**Exercise instructions:** Pull each line holding "this" out of the entries below.

**Provided data:**

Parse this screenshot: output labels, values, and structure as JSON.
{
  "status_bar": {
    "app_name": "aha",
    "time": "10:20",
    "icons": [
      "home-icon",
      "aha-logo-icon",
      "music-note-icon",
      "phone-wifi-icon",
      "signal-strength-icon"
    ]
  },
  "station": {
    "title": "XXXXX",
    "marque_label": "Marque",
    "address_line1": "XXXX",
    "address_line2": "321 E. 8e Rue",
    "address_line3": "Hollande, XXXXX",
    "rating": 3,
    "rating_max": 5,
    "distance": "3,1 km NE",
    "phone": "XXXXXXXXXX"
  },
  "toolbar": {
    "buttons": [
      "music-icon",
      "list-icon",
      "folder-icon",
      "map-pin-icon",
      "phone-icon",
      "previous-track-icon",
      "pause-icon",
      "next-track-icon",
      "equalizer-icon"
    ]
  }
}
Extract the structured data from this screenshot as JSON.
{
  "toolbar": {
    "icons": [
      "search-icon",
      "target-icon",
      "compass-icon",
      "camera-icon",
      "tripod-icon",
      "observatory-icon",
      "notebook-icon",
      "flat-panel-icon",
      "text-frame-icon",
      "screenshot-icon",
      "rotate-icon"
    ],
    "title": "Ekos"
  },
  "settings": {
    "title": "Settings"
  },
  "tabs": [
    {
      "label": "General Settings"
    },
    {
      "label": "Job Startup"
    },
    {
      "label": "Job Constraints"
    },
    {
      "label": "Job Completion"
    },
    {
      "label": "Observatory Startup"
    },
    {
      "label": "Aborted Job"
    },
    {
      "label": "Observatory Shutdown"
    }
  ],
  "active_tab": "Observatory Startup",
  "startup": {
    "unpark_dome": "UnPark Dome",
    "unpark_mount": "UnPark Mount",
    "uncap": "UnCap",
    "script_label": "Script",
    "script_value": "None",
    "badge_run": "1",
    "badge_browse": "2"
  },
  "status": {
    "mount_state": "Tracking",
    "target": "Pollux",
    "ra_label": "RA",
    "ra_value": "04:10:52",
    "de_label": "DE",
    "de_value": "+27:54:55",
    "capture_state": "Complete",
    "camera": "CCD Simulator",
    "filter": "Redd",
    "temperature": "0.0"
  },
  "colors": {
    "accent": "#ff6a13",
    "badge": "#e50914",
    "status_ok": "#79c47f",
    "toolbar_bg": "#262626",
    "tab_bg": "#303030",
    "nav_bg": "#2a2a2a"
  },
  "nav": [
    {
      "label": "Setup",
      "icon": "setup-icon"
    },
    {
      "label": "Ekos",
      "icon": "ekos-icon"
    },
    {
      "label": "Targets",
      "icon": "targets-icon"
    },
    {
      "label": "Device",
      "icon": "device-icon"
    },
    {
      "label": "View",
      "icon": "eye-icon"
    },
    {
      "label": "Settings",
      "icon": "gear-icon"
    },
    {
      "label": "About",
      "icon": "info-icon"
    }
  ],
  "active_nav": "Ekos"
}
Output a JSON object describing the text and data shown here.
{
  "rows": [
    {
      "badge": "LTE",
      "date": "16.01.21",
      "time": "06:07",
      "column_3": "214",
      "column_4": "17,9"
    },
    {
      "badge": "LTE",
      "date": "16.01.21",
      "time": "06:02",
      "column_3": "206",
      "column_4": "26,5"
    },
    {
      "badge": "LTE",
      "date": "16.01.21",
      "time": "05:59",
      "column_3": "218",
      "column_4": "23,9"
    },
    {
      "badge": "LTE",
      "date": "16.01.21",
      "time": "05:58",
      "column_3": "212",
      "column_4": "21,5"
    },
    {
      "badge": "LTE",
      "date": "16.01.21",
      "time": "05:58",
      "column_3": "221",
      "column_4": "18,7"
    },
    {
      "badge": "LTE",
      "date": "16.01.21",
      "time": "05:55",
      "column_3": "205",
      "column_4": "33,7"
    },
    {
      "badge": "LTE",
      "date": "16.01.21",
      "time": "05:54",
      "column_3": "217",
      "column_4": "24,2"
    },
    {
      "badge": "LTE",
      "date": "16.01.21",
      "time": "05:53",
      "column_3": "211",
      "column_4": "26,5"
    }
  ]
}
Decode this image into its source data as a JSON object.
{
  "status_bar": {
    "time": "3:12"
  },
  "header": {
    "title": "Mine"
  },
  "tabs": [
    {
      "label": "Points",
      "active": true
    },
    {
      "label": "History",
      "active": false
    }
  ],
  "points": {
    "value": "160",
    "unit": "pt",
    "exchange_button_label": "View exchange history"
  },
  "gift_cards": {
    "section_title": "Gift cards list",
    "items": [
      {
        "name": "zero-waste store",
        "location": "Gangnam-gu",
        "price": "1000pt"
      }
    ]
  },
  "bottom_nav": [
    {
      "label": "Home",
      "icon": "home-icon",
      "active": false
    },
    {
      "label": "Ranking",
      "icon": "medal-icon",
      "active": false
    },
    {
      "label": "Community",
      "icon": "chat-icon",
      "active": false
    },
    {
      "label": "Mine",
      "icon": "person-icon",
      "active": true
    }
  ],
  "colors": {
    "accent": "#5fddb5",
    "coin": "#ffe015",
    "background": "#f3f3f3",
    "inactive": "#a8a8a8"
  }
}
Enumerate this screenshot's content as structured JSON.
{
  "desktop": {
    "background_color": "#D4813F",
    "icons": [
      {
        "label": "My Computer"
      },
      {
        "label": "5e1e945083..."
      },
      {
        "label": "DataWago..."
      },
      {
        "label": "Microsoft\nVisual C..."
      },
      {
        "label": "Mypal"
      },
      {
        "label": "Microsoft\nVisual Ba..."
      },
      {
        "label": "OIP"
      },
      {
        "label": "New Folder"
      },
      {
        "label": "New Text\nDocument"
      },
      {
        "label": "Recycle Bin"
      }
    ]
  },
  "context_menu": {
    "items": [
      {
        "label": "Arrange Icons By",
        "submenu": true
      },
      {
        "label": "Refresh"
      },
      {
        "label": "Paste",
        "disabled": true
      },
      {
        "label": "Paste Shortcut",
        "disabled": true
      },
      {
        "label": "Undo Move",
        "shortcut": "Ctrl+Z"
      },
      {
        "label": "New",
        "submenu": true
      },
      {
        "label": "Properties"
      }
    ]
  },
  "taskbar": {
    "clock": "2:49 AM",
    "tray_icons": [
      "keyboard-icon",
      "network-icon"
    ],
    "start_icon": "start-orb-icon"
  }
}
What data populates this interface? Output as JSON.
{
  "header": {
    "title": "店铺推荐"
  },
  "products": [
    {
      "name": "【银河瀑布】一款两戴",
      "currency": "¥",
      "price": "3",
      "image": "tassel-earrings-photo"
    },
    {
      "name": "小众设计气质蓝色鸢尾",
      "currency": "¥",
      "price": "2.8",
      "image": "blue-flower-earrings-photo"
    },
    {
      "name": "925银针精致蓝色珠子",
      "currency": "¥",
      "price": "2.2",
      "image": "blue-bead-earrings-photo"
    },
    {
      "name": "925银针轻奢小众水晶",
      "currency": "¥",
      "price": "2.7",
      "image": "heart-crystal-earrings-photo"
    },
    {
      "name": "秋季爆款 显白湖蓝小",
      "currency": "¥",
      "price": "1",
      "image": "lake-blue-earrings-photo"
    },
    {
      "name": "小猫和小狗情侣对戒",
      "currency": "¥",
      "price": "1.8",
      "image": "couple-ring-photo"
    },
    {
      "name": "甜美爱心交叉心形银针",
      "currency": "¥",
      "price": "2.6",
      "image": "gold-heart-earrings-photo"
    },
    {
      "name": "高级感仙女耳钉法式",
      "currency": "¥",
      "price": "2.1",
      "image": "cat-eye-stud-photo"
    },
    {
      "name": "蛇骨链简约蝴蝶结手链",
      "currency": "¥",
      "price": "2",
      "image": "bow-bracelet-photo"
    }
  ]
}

**Solved exercise:**
Parse this screenshot: output labels, values, and structure as JSON.
Extract the structured data from this screenshot as JSON.
Decode this image into its source data as a JSON object.
Enumerate this screenshot's content as structured JSON.
What data populates this interface? Output as JSON.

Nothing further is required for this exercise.